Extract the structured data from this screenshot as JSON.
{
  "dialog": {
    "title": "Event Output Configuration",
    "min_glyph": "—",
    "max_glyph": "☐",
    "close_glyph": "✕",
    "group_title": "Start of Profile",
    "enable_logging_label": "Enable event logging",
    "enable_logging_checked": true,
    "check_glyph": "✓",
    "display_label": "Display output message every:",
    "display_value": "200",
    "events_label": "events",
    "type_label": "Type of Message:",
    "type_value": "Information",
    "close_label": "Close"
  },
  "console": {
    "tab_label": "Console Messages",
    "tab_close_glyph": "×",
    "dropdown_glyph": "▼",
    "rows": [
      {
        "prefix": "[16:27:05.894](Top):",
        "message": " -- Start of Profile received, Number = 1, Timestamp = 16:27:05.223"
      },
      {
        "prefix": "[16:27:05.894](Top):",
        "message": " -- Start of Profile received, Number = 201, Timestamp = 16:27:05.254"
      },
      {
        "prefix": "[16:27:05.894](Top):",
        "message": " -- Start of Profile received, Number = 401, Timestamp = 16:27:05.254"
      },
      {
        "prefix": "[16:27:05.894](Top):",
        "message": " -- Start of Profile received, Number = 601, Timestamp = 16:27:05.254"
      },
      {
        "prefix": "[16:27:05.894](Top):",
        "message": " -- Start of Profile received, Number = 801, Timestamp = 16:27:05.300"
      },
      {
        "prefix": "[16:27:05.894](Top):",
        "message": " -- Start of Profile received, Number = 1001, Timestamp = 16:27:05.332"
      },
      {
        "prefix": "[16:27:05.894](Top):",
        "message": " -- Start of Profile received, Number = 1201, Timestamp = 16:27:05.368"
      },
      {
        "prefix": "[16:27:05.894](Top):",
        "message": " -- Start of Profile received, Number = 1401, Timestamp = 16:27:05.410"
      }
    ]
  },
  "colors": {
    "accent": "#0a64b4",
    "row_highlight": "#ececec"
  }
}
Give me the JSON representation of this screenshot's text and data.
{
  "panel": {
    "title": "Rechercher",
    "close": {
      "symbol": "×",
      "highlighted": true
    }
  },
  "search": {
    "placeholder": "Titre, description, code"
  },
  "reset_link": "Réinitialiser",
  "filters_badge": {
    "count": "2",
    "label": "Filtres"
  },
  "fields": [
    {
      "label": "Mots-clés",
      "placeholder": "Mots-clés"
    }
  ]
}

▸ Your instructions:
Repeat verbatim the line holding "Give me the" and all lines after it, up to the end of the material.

▸ Exercise solution:
Give me the JSON representation of this screenshot's text and data.
{
  "panel": {
    "title": "Rechercher",
    "close": {
      "symbol": "×",
      "highlighted": true
    }
  },
  "search": {
    "placeholder": "Titre, description, code"
  },
  "reset_link": "Réinitialiser",
  "filters_badge": {
    "count": "2",
    "label": "Filtres"
  },
  "fields": [
    {
      "label": "Mots-clés",
      "placeholder": "Mots-clés"
    }
  ]
}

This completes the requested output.